- [What to work on] Every entry, from the first to the last, should be written out exactly.

Collected data:
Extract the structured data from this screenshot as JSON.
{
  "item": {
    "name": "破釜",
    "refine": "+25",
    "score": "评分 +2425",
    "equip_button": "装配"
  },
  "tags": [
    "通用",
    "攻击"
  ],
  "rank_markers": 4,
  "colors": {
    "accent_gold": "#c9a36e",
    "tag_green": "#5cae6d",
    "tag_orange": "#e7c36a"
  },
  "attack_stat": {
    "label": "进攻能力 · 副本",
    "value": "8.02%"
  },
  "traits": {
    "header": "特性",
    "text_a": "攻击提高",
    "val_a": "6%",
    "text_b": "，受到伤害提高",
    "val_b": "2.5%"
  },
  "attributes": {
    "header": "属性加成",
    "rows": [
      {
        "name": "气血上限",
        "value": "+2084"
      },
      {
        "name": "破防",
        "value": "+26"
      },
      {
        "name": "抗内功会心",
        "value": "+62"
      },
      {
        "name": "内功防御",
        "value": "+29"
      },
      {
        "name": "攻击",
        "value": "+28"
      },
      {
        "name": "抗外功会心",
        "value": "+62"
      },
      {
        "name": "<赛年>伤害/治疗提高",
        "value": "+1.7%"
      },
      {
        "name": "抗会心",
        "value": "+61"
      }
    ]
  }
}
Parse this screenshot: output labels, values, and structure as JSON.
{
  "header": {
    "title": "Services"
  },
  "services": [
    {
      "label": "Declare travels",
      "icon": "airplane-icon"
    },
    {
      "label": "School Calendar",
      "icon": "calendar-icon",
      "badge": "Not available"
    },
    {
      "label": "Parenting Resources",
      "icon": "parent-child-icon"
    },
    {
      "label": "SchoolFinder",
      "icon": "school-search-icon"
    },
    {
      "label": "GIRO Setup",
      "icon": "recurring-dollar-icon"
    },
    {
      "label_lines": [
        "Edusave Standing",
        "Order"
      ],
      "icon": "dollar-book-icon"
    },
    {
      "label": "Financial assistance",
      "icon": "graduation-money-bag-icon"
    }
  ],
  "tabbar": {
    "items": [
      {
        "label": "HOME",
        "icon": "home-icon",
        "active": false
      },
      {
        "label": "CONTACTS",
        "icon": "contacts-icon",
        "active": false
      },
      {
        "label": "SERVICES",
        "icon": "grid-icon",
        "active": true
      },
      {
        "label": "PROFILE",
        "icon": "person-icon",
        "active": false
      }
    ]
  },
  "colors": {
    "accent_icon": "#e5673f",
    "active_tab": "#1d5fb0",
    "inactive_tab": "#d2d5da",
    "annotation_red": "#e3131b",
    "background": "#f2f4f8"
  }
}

- [Task response]
Extract the structured data from this screenshot as JSON.
{
  "item": {
    "name": "破釜",
    "refine": "+25",
    "score": "评分 +2425",
    "equip_button": "装配"
  },
  "tags": [
    "通用",
    "攻击"
  ],
  "rank_markers": 4,
  "colors": {
    "accent_gold": "#c9a36e",
    "tag_green": "#5cae6d",
    "tag_orange": "#e7c36a"
  },
  "attack_stat": {
    "label": "进攻能力 · 副本",
    "value": "8.02%"
  },
  "traits": {
    "header": "特性",
    "text_a": "攻击提高",
    "val_a": "6%",
    "text_b": "，受到伤害提高",
    "val_b": "2.5%"
  },
  "attributes": {
    "header": "属性加成",
    "rows": [
      {
        "name": "气血上限",
        "value": "+2084"
      },
      {
        "name": "破防",
        "value": "+26"
      },
      {
        "name": "抗内功会心",
        "value": "+62"
      },
      {
        "name": "内功防御",
        "value": "+29"
      },
      {
        "name": "攻击",
        "value": "+28"
      },
      {
        "name": "抗外功会心",
        "value": "+62"
      },
      {
        "name": "<赛年>伤害/治疗提高",
        "value": "+1.7%"
      },
      {
        "name": "抗会心",
        "value": "+61"
      }
    ]
  }
}
Parse this screenshot: output labels, values, and structure as JSON.
{
  "header": {
    "title": "Services"
  },
  "services": [
    {
      "label": "Declare travels",
      "icon": "airplane-icon"
    },
    {
      "label": "School Calendar",
      "icon": "calendar-icon",
      "badge": "Not available"
    },
    {
      "label": "Parenting Resources",
      "icon": "parent-child-icon"
    },
    {
      "label": "SchoolFinder",
      "icon": "school-search-icon"
    },
    {
      "label": "GIRO Setup",
      "icon": "recurring-dollar-icon"
    },
    {
      "label_lines": [
        "Edusave Standing",
        "Order"
      ],
      "icon": "dollar-book-icon"
    },
    {
      "label": "Financial assistance",
      "icon": "graduation-money-bag-icon"
    }
  ],
  "tabbar": {
    "items": [
      {
        "label": "HOME",
        "icon": "home-icon",
        "active": false
      },
      {
        "label": "CONTACTS",
        "icon": "contacts-icon",
        "active": false
      },
      {
        "label": "SERVICES",
        "icon": "grid-icon",
        "active": true
      },
      {
        "label": "PROFILE",
        "icon": "person-icon",
        "active": false
      }
    ]
  },
  "colors": {
    "accent_icon": "#e5673f",
    "active_tab": "#1d5fb0",
    "inactive_tab": "#d2d5da",
    "annotation_red": "#e3131b",
    "background": "#f2f4f8"
  }
}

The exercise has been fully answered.